Check each line of the material. Copy those containing "this".

^^^^^^^^

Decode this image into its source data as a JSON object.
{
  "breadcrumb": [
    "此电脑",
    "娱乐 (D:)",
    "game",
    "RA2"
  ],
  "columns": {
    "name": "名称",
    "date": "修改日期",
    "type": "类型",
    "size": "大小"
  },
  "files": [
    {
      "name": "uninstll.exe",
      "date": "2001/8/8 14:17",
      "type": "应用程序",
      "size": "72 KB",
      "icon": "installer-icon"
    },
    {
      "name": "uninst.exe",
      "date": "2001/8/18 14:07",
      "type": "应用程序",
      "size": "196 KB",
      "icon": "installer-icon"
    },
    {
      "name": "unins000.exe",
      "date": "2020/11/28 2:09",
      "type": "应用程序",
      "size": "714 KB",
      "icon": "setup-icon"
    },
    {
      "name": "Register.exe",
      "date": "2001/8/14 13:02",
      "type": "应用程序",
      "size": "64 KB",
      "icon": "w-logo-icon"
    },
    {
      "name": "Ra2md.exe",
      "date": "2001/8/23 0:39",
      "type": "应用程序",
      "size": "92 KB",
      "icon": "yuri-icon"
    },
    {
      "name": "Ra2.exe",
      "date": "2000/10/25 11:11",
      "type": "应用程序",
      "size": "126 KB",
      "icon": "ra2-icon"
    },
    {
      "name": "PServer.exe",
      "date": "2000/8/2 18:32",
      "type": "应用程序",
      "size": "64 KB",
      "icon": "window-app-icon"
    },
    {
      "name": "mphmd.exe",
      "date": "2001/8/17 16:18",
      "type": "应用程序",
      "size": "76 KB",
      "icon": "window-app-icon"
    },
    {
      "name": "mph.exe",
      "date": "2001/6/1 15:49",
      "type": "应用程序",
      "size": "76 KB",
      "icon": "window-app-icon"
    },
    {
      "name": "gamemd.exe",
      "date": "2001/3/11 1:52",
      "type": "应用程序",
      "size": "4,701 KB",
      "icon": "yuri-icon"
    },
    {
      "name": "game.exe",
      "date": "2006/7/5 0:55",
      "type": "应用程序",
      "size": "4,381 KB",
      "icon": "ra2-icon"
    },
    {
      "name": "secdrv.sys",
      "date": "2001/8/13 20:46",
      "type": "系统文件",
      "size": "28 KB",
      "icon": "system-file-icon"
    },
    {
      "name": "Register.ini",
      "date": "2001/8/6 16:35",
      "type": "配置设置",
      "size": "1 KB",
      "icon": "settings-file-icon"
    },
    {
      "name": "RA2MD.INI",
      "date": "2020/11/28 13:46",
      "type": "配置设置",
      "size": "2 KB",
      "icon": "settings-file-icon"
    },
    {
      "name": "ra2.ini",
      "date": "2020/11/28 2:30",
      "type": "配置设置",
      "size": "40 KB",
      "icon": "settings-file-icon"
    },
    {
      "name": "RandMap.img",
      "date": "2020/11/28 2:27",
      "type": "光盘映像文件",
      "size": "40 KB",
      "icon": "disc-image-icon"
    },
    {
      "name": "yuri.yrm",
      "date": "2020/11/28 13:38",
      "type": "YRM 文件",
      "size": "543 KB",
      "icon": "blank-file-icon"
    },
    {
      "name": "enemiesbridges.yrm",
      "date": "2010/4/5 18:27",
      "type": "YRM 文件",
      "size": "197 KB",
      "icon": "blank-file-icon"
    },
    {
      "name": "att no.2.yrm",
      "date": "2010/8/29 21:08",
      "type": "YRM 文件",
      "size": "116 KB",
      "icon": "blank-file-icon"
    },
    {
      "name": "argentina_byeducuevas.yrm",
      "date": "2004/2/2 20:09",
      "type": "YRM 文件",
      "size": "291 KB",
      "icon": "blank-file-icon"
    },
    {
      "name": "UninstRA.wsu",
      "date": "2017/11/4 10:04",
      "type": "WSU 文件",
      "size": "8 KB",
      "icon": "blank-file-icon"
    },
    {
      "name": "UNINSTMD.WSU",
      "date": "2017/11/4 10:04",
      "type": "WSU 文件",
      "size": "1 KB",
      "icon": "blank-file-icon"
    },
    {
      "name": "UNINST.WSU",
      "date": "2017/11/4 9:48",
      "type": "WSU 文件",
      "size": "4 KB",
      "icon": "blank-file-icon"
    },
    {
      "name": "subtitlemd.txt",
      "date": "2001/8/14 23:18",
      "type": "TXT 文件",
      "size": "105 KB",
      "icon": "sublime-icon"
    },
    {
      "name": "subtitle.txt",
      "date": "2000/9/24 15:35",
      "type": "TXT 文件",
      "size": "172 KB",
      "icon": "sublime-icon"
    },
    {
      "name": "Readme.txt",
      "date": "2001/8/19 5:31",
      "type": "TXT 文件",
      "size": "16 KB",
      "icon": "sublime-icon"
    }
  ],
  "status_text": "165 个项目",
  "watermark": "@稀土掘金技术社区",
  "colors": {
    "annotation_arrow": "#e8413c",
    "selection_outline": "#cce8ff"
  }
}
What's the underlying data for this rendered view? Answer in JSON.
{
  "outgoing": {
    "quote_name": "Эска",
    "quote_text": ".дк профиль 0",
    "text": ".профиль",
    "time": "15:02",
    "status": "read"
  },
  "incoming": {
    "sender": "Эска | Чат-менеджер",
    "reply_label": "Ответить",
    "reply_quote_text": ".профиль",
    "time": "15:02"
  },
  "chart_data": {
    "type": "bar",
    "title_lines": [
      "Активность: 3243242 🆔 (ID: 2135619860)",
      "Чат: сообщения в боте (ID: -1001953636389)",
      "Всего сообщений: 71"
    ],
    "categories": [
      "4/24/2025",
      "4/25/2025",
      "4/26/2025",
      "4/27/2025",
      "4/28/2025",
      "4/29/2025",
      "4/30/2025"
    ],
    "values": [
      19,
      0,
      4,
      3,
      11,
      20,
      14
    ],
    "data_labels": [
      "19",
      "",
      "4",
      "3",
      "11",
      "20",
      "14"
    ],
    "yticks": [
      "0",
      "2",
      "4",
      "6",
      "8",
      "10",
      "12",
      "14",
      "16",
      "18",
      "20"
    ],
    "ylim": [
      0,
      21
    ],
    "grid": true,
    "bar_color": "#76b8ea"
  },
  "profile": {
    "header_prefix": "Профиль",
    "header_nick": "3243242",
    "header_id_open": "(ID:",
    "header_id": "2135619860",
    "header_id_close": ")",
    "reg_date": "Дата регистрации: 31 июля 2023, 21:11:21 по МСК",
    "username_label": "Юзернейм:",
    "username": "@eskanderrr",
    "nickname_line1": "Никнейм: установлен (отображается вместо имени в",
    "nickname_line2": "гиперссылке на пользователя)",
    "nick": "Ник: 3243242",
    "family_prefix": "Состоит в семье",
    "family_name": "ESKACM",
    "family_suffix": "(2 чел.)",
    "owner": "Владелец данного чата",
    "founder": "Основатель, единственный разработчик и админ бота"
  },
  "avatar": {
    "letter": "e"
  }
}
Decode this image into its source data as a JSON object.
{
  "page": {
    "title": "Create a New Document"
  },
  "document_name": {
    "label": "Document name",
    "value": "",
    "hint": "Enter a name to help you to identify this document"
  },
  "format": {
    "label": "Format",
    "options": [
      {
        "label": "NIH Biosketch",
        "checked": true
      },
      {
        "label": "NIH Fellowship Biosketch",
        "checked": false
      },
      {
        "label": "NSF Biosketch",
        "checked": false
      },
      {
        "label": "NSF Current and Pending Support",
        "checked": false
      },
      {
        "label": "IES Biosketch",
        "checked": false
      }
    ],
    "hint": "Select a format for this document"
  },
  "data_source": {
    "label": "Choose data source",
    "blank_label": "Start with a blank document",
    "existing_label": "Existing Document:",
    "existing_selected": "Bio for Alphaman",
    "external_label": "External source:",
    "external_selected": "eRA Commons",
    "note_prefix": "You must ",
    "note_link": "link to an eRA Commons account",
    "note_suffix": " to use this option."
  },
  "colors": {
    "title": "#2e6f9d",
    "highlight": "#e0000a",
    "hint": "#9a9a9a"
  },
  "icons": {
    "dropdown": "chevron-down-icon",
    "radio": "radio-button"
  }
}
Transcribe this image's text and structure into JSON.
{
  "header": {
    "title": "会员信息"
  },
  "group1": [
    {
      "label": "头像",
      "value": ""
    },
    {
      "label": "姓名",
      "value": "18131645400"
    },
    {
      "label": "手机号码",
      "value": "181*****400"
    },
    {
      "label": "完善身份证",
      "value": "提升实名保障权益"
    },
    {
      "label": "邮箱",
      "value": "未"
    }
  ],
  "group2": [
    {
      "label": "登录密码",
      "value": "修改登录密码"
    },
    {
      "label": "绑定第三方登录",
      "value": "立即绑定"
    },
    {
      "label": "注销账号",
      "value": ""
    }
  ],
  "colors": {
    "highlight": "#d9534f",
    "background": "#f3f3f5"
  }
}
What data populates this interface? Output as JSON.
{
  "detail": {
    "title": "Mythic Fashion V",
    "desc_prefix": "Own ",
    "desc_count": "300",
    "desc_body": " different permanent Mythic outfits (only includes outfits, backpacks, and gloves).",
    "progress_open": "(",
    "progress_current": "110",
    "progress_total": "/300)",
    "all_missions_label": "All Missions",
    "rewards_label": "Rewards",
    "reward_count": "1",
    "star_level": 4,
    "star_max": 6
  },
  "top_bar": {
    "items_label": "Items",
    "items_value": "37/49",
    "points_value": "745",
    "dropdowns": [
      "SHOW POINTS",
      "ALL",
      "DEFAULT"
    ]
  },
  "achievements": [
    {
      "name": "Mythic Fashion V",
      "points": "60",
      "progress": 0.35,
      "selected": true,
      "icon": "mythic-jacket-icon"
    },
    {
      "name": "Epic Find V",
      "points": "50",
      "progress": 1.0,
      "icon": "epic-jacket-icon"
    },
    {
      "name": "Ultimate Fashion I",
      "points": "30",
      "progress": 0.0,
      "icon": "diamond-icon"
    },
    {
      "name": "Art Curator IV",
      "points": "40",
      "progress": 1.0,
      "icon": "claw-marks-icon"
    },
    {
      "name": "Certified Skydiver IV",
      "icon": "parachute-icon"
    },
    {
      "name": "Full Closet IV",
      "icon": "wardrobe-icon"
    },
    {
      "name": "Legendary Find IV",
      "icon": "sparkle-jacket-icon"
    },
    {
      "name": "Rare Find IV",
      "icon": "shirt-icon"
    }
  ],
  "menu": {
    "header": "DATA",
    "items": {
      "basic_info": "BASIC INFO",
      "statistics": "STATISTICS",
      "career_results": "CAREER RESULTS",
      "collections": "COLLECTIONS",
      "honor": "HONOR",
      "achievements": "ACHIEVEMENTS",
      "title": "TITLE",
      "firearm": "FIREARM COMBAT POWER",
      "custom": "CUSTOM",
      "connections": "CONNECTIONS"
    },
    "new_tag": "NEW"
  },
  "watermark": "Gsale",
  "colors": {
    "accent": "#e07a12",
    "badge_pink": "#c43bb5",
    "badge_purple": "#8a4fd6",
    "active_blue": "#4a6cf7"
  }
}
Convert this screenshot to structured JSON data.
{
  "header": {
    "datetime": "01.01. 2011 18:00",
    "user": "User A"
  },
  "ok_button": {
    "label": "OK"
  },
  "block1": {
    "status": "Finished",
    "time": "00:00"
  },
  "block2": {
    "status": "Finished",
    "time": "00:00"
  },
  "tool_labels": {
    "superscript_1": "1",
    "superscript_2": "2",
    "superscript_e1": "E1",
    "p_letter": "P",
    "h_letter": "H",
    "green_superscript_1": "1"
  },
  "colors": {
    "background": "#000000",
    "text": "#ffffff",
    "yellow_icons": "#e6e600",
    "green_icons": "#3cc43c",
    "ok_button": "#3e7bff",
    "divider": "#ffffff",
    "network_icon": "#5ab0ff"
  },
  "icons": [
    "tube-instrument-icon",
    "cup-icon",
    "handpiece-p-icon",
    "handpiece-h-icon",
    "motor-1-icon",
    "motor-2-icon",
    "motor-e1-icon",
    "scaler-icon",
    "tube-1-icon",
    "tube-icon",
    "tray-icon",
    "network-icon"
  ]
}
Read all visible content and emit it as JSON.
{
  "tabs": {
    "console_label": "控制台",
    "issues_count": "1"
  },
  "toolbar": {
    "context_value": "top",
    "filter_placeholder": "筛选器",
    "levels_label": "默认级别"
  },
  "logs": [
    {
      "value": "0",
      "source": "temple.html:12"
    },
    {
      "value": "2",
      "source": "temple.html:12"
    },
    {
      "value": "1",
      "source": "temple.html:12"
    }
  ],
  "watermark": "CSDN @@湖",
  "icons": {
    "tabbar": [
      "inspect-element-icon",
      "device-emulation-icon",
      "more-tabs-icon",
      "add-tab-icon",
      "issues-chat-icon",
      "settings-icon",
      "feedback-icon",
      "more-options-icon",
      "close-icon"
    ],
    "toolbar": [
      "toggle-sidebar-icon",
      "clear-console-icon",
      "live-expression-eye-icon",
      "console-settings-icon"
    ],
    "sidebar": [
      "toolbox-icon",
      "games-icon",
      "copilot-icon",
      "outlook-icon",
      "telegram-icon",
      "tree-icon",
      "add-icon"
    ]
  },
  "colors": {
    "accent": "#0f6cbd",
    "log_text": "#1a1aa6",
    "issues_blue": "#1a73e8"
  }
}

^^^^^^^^

RESPONSE BOX
Decode this image into its source data as a JSON object.
What's the underlying data for this rendered view? Answer in JSON.
Decode this image into its source data as a JSON object.
    "hint": "Enter a name to help you to identify this document"
    "hint": "Select a format for this document"
    "note_suffix": " to use this option."
Transcribe this image's text and structure into JSON.
What data populates this interface? Output as JSON.
Convert this screenshot to structured JSON data.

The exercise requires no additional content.